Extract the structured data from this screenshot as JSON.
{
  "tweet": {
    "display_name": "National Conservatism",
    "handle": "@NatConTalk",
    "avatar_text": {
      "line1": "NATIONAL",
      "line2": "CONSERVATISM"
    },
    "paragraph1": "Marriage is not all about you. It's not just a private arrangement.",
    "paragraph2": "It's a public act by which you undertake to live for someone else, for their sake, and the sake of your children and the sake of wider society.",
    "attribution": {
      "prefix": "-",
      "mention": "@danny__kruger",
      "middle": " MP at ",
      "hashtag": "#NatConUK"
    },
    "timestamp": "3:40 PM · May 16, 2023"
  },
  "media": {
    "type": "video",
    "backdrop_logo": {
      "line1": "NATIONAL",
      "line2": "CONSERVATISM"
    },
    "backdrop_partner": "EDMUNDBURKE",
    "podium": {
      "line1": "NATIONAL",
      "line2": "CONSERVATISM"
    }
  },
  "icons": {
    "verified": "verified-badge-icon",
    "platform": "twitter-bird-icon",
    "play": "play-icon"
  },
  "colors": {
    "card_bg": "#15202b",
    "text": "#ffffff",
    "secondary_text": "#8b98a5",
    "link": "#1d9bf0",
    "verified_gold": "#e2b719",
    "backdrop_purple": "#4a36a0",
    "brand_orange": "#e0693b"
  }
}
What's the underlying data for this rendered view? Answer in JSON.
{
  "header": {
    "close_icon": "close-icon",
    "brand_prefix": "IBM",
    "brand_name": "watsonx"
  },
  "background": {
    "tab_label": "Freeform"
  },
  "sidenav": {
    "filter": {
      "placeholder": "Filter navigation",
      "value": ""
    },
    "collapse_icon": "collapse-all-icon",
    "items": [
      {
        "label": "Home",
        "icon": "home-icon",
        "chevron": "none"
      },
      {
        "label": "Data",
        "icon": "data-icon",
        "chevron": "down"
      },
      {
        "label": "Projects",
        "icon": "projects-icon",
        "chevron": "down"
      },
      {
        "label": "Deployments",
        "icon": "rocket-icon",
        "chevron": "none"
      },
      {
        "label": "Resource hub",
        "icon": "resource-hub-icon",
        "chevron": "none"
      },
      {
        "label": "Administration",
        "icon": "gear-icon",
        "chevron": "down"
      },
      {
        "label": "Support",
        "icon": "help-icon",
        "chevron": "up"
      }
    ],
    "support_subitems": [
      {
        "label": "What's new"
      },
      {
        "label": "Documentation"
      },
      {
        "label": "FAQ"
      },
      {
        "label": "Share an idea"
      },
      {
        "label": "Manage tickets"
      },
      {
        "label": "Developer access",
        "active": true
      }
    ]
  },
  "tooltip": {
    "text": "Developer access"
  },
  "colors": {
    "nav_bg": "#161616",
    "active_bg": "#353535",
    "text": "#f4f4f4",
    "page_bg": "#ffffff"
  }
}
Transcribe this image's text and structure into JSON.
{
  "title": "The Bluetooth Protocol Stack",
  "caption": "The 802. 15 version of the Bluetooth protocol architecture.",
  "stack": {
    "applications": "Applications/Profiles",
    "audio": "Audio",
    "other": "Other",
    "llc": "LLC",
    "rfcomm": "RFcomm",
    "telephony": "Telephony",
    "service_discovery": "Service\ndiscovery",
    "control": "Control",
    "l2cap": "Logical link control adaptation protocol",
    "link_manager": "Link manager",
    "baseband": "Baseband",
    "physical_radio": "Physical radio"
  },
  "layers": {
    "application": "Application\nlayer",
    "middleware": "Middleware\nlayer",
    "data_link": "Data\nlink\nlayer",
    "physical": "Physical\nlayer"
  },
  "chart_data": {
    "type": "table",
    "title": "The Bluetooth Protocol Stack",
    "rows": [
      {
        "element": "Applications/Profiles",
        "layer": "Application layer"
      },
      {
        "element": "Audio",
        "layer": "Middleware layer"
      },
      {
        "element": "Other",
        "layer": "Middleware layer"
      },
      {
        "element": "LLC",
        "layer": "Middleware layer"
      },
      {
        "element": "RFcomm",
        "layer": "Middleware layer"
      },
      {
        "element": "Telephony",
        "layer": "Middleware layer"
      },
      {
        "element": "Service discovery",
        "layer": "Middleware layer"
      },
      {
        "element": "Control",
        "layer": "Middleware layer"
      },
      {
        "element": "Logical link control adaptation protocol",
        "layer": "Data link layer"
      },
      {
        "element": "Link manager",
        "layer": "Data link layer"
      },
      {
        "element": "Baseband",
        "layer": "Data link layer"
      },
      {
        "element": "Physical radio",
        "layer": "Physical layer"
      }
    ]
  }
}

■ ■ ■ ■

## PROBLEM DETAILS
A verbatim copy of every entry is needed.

## WRITTEN RESPONSE
Extract the structured data from this screenshot as JSON.
{
  "tweet": {
    "display_name": "National Conservatism",
    "handle": "@NatConTalk",
    "avatar_text": {
      "line1": "NATIONAL",
      "line2": "CONSERVATISM"
    },
    "paragraph1": "Marriage is not all about you. It's not just a private arrangement.",
    "paragraph2": "It's a public act by which you undertake to live for someone else, for their sake, and the sake of your children and the sake of wider society.",
    "attribution": {
      "prefix": "-",
      "mention": "@danny__kruger",
      "middle": " MP at ",
      "hashtag": "#NatConUK"
    },
    "timestamp": "3:40 PM · May 16, 2023"
  },
  "media": {
    "type": "video",
    "backdrop_logo": {
      "line1": "NATIONAL",
      "line2": "CONSERVATISM"
    },
    "backdrop_partner": "EDMUNDBURKE",
    "podium": {
      "line1": "NATIONAL",
      "line2": "CONSERVATISM"
    }
  },
  "icons": {
    "verified": "verified-badge-icon",
    "platform": "twitter-bird-icon",
    "play": "play-icon"
  },
  "colors": {
    "card_bg": "#15202b",
    "text": "#ffffff",
    "secondary_text": "#8b98a5",
    "link": "#1d9bf0",
    "verified_gold": "#e2b719",
    "backdrop_purple": "#4a36a0",
    "brand_orange": "#e0693b"
  }
}
What's the underlying data for this rendered view? Answer in JSON.
{
  "header": {
    "close_icon": "close-icon",
    "brand_prefix": "IBM",
    "brand_name": "watsonx"
  },
  "background": {
    "tab_label": "Freeform"
  },
  "sidenav": {
    "filter": {
      "placeholder": "Filter navigation",
      "value": ""
    },
    "collapse_icon": "collapse-all-icon",
    "items": [
      {
        "label": "Home",
        "icon": "home-icon",
        "chevron": "none"
      },
      {
        "label": "Data",
        "icon": "data-icon",
        "chevron": "down"
      },
      {
        "label": "Projects",
        "icon": "projects-icon",
        "chevron": "down"
      },
      {
        "label": "Deployments",
        "icon": "rocket-icon",
        "chevron": "none"
      },
      {
        "label": "Resource hub",
        "icon": "resource-hub-icon",
        "chevron": "none"
      },
      {
        "label": "Administration",
        "icon": "gear-icon",
        "chevron": "down"
      },
      {
        "label": "Support",
        "icon": "help-icon",
        "chevron": "up"
      }
    ],
    "support_subitems": [
      {
        "label": "What's new"
      },
      {
        "label": "Documentation"
      },
      {
        "label": "FAQ"
      },
      {
        "label": "Share an idea"
      },
      {
        "label": "Manage tickets"
      },
      {
        "label": "Developer access",
        "active": true
      }
    ]
  },
  "tooltip": {
    "text": "Developer access"
  },
  "colors": {
    "nav_bg": "#161616",
    "active_bg": "#353535",
    "text": "#f4f4f4",
    "page_bg": "#ffffff"
  }
}
Transcribe this image's text and structure into JSON.
{
  "title": "The Bluetooth Protocol Stack",
  "caption": "The 802. 15 version of the Bluetooth protocol architecture.",
  "stack": {
    "applications": "Applications/Profiles",
    "audio": "Audio",
    "other": "Other",
    "llc": "LLC",
    "rfcomm": "RFcomm",
    "telephony": "Telephony",
    "service_discovery": "Service\ndiscovery",
    "control": "Control",
    "l2cap": "Logical link control adaptation protocol",
    "link_manager": "Link manager",
    "baseband": "Baseband",
    "physical_radio": "Physical radio"
  },
  "layers": {
    "application": "Application\nlayer",
    "middleware": "Middleware\nlayer",
    "data_link": "Data\nlink\nlayer",
    "physical": "Physical\nlayer"
  },
  "chart_data": {
    "type": "table",
    "title": "The Bluetooth Protocol Stack",
    "rows": [
      {
        "element": "Applications/Profiles",
        "layer": "Application layer"
      },
      {
        "element": "Audio",
        "layer": "Middleware layer"
      },
      {
        "element": "Other",
        "layer": "Middleware layer"
      },
      {
        "element": "LLC",
        "layer": "Middleware layer"
      },
      {
        "element": "RFcomm",
        "layer": "Middleware layer"
      },
      {
        "element": "Telephony",
        "layer": "Middleware layer"
      },
      {
        "element": "Service discovery",
        "layer": "Middleware layer"
      },
      {
        "element": "Control",
        "layer": "Middleware layer"
      },
      {
        "element": "Logical link control adaptation protocol",
        "layer": "Data link layer"
      },
      {
        "element": "Link manager",
        "layer": "Data link layer"
      },
      {
        "element": "Baseband",
        "layer": "Data link layer"
      },
      {
        "element": "Physical radio",
        "layer": "Physical layer"
      }
    ]
  }
}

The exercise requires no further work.